I’m always fascinated when an incremental change to an existing technology creates a new application. For example, you can browse the Internet with your phone, but its usefulness is limited to times when a regular computer isn’t handy. Eventually, when your phone’s browser speed approaches the speed of your regular computer, you won’t bother getting off the couch to check something online. That’s like a new application.
I was reminded of this while trying to make choices for the home we’re building. As you might imagine, there is a huge amount of home-related information online. But if you want to Google up some ideas for decorating a tall wall, you’re out of luck. If you want to see a bunch of cabinet types that fit with our look, you have to go on a scavenger hunt online. The Internet is surprisingly unhelpful for house design. But over time it will evolve into that application.
I predict that by the year 2030 or so you will be able to design an entire home online without much help from architects, designers, engineers, or landscapers. That expertise will all be handled with software, the same way TurboTax took over for the expertise of tax preparers.
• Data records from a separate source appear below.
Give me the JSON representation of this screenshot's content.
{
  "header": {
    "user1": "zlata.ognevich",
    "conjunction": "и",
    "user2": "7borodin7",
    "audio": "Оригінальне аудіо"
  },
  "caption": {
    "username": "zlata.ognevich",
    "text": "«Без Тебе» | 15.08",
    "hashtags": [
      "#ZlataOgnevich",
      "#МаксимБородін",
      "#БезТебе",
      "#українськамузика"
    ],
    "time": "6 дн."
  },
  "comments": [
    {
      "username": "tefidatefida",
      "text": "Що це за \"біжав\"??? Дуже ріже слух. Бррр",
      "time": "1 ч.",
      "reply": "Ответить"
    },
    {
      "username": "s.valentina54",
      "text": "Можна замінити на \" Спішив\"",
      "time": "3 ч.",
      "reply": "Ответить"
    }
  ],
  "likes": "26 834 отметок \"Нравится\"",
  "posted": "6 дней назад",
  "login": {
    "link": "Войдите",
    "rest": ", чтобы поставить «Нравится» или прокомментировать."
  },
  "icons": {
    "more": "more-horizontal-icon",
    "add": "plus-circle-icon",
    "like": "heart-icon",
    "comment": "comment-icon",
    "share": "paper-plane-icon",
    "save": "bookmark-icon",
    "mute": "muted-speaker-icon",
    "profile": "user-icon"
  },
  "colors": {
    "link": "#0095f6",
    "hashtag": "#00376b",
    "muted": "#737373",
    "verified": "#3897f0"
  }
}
As I work through the home design process, I’m struck by the fact there are so many clear rules. The process begs for programming more than art. For example, you want your kitchen near the interior door from the garage, and you want your washing machine relatively near the bedrooms, and so on. I should be able to tell my software my requirements for number of bedrooms, budget, and features, and have it spit out all the designs that meet my criteria. The software would optimize the house shape and orientation for my lot size and even make sure the plumbing distances were minimized. The program could make sure the design met all the local codes and restrictions. And it would be the greenest home that is practical.
The user would still make the final aesthetic decisions, but choosing only from a menu of homes that met his criteria. And he could walk through a 3D model before making any decisions. If he decided to add a bathroom, the entire floor plan would reconfigure to accommodate the change without breaking any rules.
So if your kid wants to become an architect, consider talking him out of it.